#### WHAT THE TASK ASKS:
Output every record word for word, minus the pictures.

-------- TASK MATERIAL

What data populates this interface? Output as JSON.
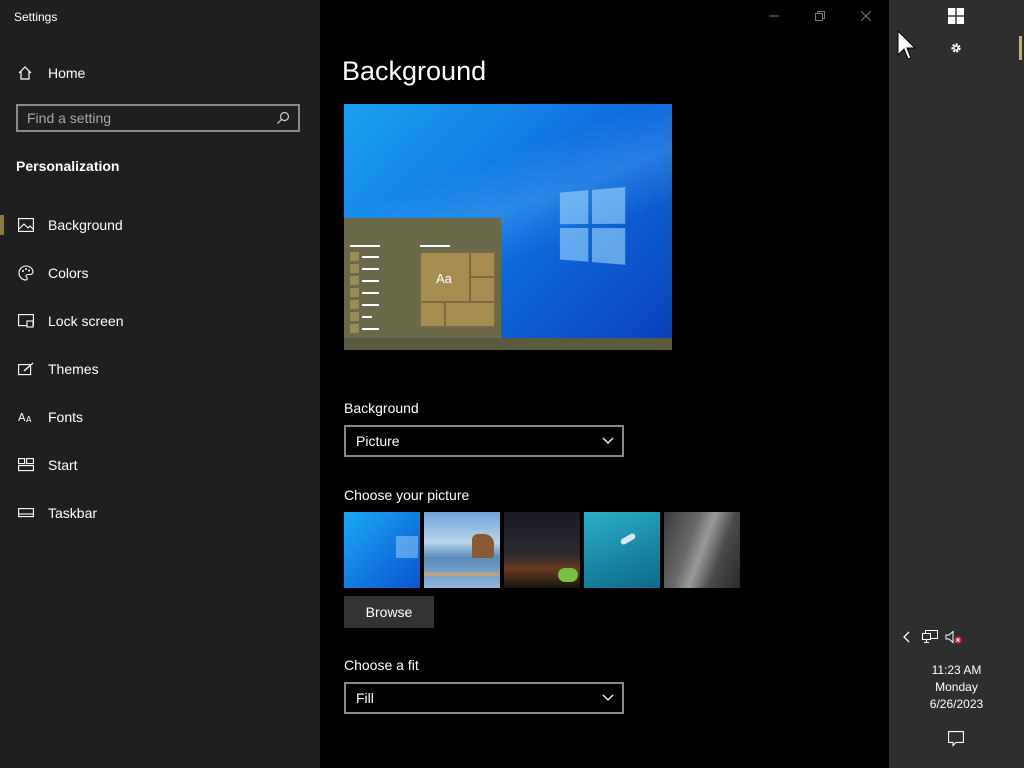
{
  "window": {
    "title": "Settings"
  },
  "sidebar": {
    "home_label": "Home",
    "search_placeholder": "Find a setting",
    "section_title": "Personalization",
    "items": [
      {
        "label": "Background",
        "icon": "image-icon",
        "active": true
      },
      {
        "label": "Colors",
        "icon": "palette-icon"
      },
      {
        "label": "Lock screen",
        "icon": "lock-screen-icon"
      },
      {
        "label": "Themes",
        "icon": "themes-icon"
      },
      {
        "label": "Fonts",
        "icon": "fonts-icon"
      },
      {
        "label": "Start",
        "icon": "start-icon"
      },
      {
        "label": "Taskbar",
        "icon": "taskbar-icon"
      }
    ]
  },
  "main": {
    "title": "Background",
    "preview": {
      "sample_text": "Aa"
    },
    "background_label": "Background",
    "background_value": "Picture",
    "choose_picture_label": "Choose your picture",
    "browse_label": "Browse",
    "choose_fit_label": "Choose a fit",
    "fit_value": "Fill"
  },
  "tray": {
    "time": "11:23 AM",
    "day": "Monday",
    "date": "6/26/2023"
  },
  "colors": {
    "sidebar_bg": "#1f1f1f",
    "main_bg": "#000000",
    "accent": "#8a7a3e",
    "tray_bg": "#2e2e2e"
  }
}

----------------

#### EXERCISE ANSWER:
What data populates this interface? Output as JSON.
{
  "window": {
    "title": "Settings"
  },
  "sidebar": {
    "home_label": "Home",
    "search_placeholder": "Find a setting",
    "section_title": "Personalization",
    "items": [
      {
        "label": "Background",
        "icon": "image-icon",
        "active": true
      },
      {
        "label": "Colors",
        "icon": "palette-icon"
      },
      {
        "label": "Lock screen",
        "icon": "lock-screen-icon"
      },
      {
        "label": "Themes",
        "icon": "themes-icon"
      },
      {
        "label": "Fonts",
        "icon": "fonts-icon"
      },
      {
        "label": "Start",
        "icon": "start-icon"
      },
      {
        "label": "Taskbar",
        "icon": "taskbar-icon"
      }
    ]
  },
  "main": {
    "title": "Background",
    "preview": {
      "sample_text": "Aa"
    },
    "background_label": "Background",
    "background_value": "Picture",
    "choose_picture_label": "Choose your picture",
    "browse_label": "Browse",
    "choose_fit_label": "Choose a fit",
    "fit_value": "Fill"
  },
  "tray": {
    "time": "11:23 AM",
    "day": "Monday",
    "date": "6/26/2023"
  },
  "colors": {
    "sidebar_bg": "#1f1f1f",
    "main_bg": "#000000",
    "accent": "#8a7a3e",
    "tray_bg": "#2e2e2e"
  }
}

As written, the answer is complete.